Group for Translational Skin Cancer Research (Prof. Dr. Jürgen Becker)
DKTK Essen / Düsseldorf
Recent advances in cancer biology, molecular biology and immunology has significantly impacted management of cancer. Translational cancer research bridges the gap between laboratory-based science and patient care. In skin cancer this is facilitated by the fact that most tumors are diagnosed at early stages, have a predictable course of progression (i.e. loco-regional metastases preceding distant metastases) and in parallel to visceral disease skin metastases frequently occur. Cancer is more than a mere accumulation of cancer cells: the mutual interplay of stromal, immune and neoplastic cells is of utmost importance. Thus, cancer biology and tumor immunology can only be analyzed in model systems representing this complexity. In such models, we not only address the reciprocal effects of these interaction on cancer cells itself, but also on other tumor characteristics such as in inflammation, angiogenesis and immune responses. However, even advanced model systems still remain artificial systems. Consequently, the obtained findings are confirmed in the human disease, which is realized locally in collaboration with the Department of Dermatology of the Universitätsklinikum Essen (Head: Prof. Dr. Dirk Schadendorf) and nationally in the DKTK Dermatooncology Task Force (headed by Prof. Dr. Stephan Grabbe).
Future Projects and Goals:
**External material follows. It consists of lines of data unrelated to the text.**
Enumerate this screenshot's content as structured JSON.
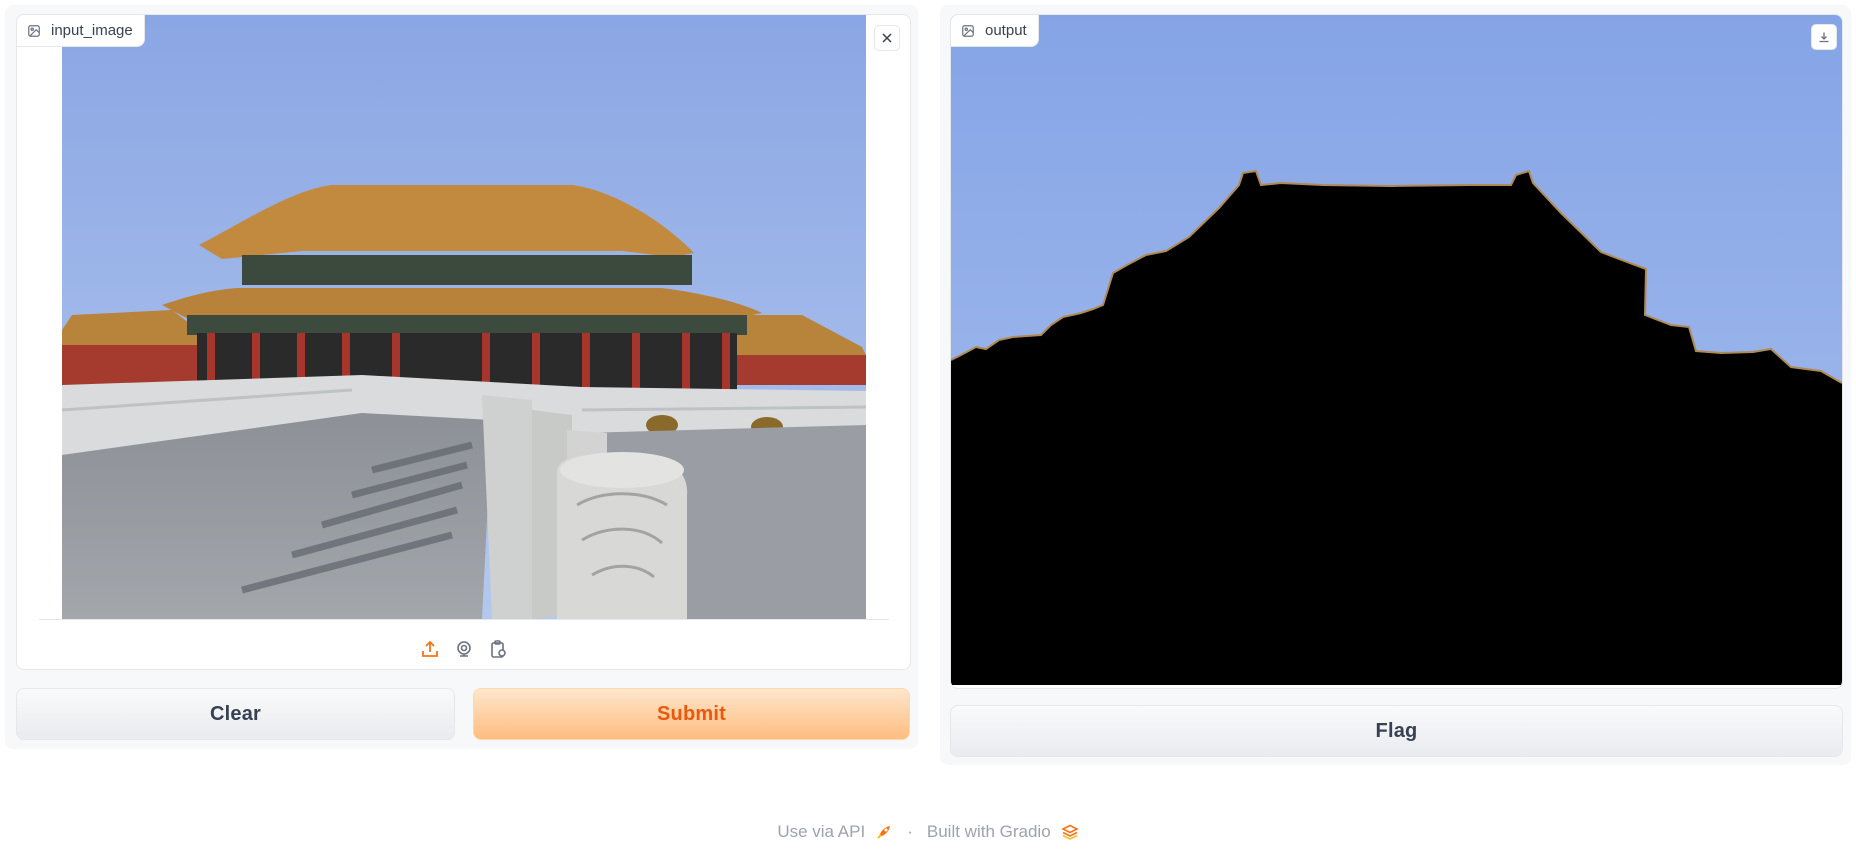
{
  "input": {
    "label": "input_image",
    "sources": [
      "upload",
      "webcam",
      "clipboard"
    ]
  },
  "output": {
    "label": "output"
  },
  "buttons": {
    "clear": "Clear",
    "submit": "Submit",
    "flag": "Flag"
  },
  "footer": {
    "api_link": "Use via API",
    "separator": "·",
    "built_with": "Built with Gradio"
  },
  "colors": {
    "accent": "#f97316",
    "primary_text": "#ea580c",
    "sky": "#8aa8e6",
    "mask": "#000000"
  }
}
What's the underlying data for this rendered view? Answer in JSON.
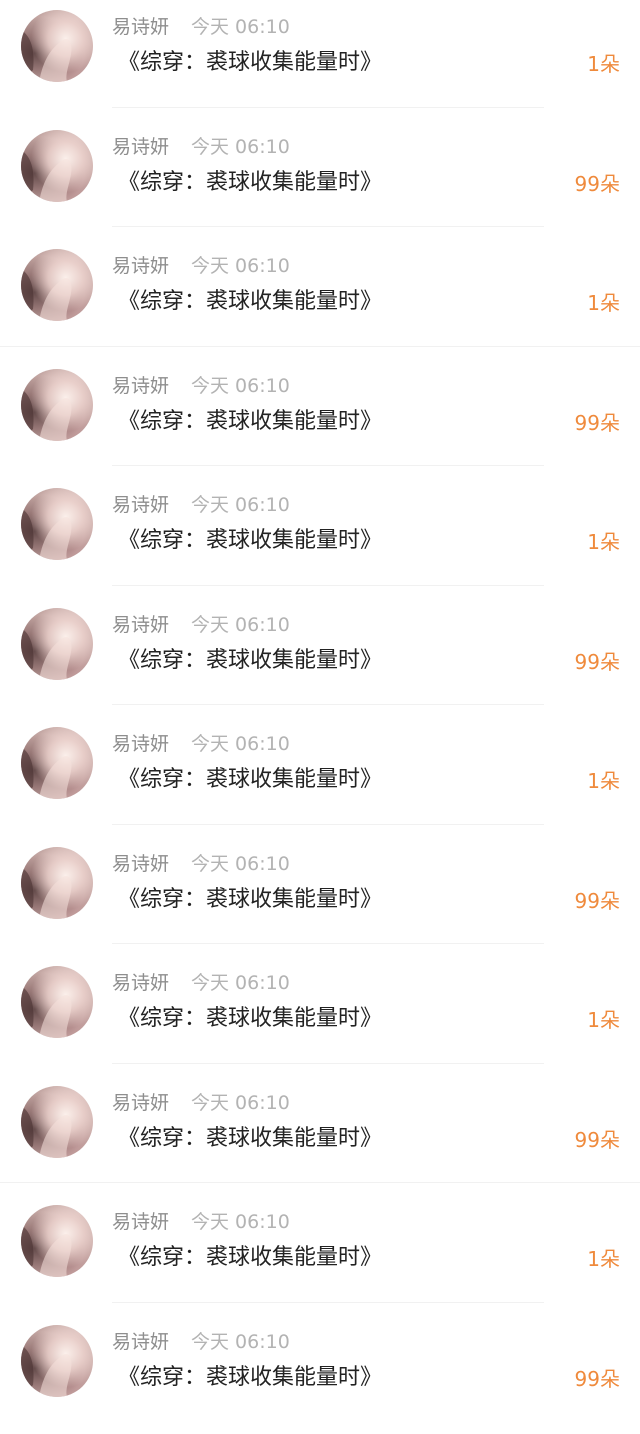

To scrutinize the cancer cell stroma interactions we use spontaneous, syngeneic, and patient-derived murine tumor models, we are using the chick chorioallantoic membrane (CAM) model as well as complex 3D-culture systems to scrutinize the impact of cancer cells on the polarization of fibroblasts and macrophages. With respect to translation of experimental findings into the clinical situation, it has to be taken into account that analyses of tumor samples is both hampered by the limited amount as well the fact that it is generally only available as formalin-fixed and paraffin-embedded sections. Hence, we established reliable methods such as nanoString-based miRNA, mRNA and protein detection, ImmunoSeq-based T-cell receptor clonotype mapping and multiplexed immunofluorescence-based phenotypic characterization for this material.